Assigned task:
Check every line of the data below for the word "date", then give only the number of lines that have it.

(Data items)
________

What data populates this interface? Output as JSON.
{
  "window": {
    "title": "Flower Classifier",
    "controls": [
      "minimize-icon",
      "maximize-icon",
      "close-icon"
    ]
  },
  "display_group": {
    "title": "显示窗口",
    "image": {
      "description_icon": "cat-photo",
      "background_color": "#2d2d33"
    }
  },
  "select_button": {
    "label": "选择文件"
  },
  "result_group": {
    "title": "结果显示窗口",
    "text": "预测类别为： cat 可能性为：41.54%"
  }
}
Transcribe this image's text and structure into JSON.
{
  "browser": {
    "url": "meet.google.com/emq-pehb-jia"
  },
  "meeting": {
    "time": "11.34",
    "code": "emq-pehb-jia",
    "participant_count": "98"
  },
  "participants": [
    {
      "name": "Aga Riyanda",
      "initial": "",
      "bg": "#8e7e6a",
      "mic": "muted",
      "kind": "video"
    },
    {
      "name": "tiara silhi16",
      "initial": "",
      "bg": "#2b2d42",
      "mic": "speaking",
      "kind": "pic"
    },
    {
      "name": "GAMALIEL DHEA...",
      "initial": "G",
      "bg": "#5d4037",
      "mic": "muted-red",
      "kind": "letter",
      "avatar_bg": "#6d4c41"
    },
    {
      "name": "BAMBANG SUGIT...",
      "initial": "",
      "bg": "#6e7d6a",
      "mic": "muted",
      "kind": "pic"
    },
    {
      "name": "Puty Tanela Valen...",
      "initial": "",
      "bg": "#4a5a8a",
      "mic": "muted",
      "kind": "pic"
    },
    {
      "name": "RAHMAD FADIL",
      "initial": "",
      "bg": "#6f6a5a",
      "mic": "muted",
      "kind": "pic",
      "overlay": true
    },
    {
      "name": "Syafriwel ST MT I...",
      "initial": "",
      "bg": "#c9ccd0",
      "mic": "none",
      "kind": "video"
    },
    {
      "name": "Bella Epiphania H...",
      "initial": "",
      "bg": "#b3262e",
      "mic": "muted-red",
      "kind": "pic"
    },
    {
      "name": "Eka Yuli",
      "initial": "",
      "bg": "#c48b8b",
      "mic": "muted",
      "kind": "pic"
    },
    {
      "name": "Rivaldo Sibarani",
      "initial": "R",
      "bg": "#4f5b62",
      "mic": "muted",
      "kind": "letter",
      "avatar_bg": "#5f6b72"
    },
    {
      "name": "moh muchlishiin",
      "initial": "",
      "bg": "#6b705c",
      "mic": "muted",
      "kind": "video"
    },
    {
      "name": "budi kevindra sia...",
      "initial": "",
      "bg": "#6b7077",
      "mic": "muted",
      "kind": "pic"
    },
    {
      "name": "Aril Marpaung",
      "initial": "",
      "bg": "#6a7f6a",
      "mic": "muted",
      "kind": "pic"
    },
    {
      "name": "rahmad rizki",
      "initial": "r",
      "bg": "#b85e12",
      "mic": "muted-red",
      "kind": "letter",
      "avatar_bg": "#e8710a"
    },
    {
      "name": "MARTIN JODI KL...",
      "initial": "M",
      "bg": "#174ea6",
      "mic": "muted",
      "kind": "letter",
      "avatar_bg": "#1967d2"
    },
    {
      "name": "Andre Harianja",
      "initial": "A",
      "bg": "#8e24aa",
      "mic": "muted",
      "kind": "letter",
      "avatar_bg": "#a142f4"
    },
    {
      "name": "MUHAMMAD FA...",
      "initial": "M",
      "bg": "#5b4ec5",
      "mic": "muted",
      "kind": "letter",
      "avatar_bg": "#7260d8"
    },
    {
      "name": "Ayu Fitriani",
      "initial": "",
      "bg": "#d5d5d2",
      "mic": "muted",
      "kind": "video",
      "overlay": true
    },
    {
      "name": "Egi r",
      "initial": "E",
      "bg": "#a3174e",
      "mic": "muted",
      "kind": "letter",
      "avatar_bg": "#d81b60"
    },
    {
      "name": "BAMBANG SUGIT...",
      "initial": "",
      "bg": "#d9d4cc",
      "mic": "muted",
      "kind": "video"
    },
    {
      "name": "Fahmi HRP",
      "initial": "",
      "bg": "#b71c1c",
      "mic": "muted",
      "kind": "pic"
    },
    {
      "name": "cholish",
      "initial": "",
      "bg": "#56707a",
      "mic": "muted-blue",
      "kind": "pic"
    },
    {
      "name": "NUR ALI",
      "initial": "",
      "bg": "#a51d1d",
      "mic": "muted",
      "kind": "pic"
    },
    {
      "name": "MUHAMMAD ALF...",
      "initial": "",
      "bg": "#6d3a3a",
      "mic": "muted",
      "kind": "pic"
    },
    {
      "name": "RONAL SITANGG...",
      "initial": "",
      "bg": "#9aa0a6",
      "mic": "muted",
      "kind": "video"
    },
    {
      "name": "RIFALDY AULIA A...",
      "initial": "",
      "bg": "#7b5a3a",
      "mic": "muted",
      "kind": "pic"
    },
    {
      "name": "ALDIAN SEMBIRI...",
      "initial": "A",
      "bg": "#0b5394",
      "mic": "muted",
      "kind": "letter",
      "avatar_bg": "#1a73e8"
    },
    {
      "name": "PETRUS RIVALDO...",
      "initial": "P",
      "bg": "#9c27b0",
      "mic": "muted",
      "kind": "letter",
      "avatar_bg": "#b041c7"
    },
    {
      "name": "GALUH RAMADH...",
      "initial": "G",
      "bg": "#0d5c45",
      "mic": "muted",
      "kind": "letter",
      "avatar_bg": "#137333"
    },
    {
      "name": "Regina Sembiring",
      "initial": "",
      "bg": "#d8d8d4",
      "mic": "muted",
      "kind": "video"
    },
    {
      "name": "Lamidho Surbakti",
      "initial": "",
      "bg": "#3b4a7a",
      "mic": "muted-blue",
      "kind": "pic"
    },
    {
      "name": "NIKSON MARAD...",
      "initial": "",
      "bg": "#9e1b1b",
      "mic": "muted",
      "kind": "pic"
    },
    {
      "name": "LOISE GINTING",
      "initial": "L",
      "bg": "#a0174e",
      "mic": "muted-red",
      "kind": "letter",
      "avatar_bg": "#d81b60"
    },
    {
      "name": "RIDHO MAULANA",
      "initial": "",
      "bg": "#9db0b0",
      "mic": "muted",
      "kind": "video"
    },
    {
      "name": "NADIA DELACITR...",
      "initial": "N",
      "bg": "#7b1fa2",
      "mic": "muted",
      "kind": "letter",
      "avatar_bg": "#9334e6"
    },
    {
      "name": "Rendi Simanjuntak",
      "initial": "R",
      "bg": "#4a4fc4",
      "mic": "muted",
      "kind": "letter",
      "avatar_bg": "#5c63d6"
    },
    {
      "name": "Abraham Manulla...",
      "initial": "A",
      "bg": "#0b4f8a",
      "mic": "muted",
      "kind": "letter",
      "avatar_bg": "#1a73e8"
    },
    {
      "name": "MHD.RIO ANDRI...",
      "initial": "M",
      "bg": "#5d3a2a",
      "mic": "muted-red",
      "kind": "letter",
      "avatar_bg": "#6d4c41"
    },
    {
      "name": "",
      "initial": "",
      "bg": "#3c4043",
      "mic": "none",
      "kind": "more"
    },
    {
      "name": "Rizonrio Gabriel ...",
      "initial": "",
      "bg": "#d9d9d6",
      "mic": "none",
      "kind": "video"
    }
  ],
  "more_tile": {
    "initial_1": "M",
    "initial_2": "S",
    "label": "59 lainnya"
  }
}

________

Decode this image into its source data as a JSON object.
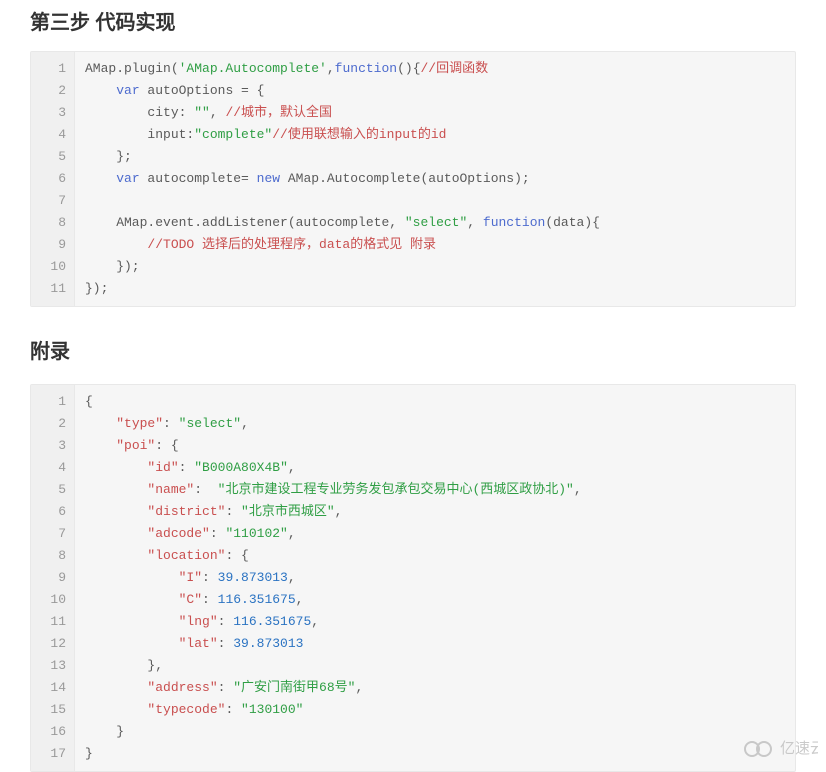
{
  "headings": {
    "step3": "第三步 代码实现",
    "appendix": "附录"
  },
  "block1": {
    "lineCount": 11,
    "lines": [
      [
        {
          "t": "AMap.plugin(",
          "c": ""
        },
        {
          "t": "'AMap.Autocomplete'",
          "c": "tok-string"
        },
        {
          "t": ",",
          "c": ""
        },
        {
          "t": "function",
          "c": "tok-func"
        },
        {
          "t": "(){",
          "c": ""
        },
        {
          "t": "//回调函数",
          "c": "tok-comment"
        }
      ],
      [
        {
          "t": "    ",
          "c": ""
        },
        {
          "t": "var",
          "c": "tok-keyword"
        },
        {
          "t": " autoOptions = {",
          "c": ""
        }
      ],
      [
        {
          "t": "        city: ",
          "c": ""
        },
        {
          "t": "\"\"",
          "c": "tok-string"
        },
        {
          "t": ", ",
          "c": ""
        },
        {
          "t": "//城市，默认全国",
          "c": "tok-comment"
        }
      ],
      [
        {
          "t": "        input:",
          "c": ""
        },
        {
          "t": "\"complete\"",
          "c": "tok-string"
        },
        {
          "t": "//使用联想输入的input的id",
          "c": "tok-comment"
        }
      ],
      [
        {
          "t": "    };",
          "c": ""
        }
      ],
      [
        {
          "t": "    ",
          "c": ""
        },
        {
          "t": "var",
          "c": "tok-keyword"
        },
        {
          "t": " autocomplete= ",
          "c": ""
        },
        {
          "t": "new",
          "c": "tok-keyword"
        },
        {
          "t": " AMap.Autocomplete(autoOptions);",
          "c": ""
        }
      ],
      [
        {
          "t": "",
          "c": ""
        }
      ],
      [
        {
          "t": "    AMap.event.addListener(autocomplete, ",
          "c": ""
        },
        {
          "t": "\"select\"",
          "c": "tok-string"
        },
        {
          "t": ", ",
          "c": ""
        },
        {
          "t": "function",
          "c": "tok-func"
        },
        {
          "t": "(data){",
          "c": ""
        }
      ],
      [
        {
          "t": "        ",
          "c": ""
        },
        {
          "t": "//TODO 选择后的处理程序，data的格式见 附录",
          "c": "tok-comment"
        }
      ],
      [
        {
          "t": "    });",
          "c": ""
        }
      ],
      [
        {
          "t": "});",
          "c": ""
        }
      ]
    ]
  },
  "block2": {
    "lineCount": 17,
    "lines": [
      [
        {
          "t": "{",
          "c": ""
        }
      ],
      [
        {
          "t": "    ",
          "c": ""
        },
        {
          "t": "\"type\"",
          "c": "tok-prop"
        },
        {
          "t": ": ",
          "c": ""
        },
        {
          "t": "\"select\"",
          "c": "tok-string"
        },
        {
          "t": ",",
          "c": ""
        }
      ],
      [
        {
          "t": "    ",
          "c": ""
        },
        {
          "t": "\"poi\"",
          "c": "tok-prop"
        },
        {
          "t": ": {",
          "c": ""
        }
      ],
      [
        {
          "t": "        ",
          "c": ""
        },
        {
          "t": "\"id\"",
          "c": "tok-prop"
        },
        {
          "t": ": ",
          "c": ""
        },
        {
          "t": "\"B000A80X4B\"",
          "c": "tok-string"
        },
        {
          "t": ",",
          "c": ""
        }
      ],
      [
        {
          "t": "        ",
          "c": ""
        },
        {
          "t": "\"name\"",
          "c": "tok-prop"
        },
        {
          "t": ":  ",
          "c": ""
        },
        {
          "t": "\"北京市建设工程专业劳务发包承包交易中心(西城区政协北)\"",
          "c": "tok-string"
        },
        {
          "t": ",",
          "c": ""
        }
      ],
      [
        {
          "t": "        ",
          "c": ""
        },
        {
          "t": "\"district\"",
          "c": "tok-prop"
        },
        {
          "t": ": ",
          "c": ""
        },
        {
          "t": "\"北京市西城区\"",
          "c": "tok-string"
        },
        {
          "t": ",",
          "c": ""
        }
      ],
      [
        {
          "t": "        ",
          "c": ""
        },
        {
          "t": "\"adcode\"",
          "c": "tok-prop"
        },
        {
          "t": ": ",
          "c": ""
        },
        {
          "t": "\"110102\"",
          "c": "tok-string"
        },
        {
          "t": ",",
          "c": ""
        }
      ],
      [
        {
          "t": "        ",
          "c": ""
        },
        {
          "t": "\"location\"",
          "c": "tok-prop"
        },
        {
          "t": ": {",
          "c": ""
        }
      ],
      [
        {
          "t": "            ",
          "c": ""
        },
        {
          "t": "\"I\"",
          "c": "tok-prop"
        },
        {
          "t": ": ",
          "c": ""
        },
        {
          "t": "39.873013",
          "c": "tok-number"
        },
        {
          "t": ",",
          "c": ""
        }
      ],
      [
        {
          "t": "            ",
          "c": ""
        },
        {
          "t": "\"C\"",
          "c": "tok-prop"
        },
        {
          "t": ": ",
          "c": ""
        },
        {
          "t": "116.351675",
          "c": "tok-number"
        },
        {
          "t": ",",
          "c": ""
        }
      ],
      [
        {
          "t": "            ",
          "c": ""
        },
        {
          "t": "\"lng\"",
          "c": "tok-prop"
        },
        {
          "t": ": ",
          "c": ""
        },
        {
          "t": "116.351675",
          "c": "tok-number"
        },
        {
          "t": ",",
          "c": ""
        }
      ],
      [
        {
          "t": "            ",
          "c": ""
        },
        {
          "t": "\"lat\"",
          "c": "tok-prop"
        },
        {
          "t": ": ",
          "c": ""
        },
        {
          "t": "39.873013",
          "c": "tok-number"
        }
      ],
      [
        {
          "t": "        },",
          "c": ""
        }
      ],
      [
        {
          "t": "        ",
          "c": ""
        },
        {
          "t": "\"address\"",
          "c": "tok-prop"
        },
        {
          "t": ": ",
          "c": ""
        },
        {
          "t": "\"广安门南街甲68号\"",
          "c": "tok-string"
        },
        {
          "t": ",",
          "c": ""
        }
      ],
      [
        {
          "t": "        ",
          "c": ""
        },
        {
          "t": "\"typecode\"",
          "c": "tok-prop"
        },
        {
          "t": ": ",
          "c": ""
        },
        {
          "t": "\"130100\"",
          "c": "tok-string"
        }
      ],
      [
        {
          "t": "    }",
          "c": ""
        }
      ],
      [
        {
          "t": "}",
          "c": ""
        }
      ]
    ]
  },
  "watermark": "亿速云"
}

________

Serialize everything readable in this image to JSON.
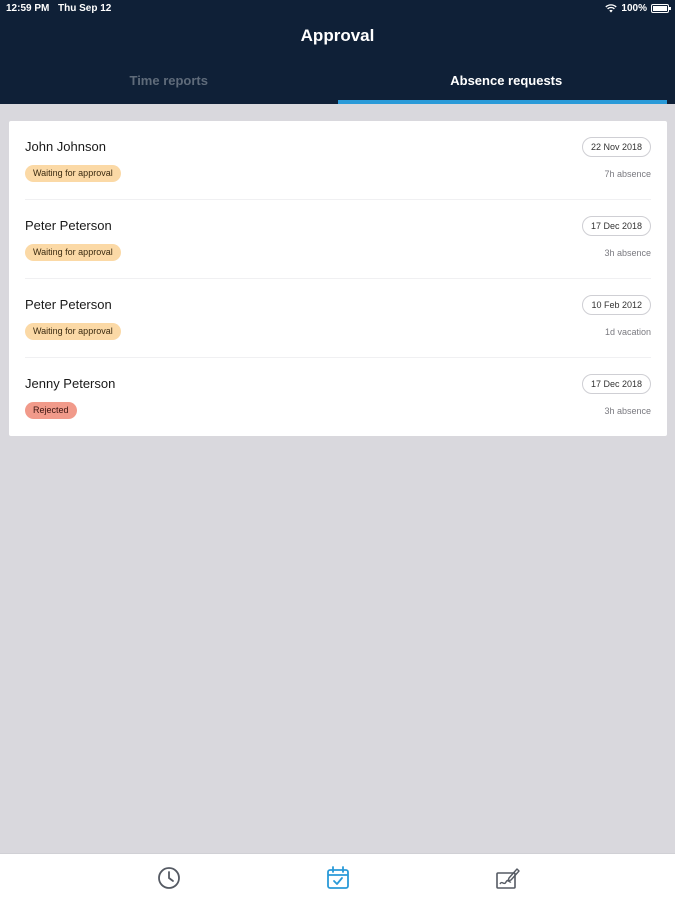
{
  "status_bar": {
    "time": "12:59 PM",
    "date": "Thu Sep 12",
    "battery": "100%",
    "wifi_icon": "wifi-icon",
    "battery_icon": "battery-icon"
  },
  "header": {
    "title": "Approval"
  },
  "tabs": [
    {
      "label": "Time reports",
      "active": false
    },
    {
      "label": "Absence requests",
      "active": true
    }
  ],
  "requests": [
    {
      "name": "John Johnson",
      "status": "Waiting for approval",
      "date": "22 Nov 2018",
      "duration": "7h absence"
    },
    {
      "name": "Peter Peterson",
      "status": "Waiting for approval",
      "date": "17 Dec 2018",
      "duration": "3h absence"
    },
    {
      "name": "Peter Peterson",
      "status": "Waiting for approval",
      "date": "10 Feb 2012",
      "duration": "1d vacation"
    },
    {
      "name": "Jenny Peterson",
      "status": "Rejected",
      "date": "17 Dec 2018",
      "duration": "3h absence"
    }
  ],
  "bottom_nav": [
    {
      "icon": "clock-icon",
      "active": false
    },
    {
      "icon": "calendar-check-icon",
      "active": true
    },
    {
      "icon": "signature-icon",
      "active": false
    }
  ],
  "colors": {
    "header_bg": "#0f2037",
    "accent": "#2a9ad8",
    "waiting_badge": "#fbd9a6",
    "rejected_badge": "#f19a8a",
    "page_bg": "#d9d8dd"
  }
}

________

Solved exercise:
5